For example, through the (LMI), the funding will provide assistance to the Lower Mekong Delta, which supports education, environment, health, food security, energy security, and connectivity in the Lower Mekong sub-region. LMI complements bilateral programs in Burma, Cambodia, Laos, Thailand, and Vietnam and elevates the profile of the United States in the region. Most importantly, LMI builds cooperation and trust between neighbors in the region, which is essential when addressing trans-boundary development and policy challenges. LMI programs are also helping to close the development gap within ASEAN and improving ASEAN economic integration by building the institutional capacity of the poorest ASEAN countries.

U.S. assistance will support sustainable development of the Mekong River and other transnational issues facing this dynamic sub-region – a waterway on which 60 million people depend for their livelihood. The request will fund projects that support the sustainable development of the Mekong River and assist the region to work towards a future in which economic growth does not come at the expense of clean air, clean water, and healthy ecosystems.

Addressing War Legacies

As the United States embarks on a renewed, deepened relationship with the Asia-Pacific region, we must continue to demonstrate strong leadership in helping affected countries overcome health, social, and environmental challenges that remain perceived as legacies of war. The FY 2014 request will help Vietnam, Laos, Cambodia, and Pacific Island countries overcome lingering challenges threatening sustainable development by undertaking humanitarian efforts to reduce the effects of unexploded ordnance (UXO). The request provides $23 million for UXO clearance in EAP region, which includes $21 million for Southeast Asia and $2 million for the Pacific Islands. Our FY 2016 request also maintains our firm commitment to remediate dioxin contamination at the former U.S. airbase in Danang, Vietnam. We have requested a total of $15 million to support remediation efforts in Vietnam.


Mr. Chairman and Members of the Subcommittee, the Department of State is fully committed to the Asia-Pacific rebalance and is dedicated to ensuring that our engagement with the region continues to be robust. A peaceful and prosperous Asia-Pacific region results in many benefits for the peoples of United States and of the region.
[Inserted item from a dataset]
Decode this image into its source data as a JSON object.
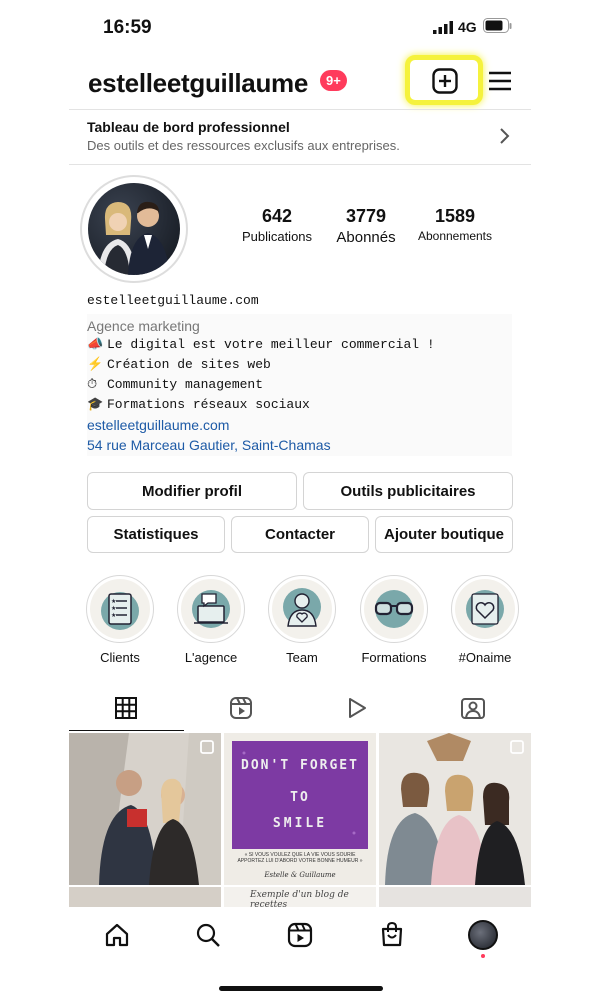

We look forward to working with you and other Members of Congress to continue to build on our accomplishments in the region.

Thank you for inviting me to testify today. I am pleased to answer any questions you may have.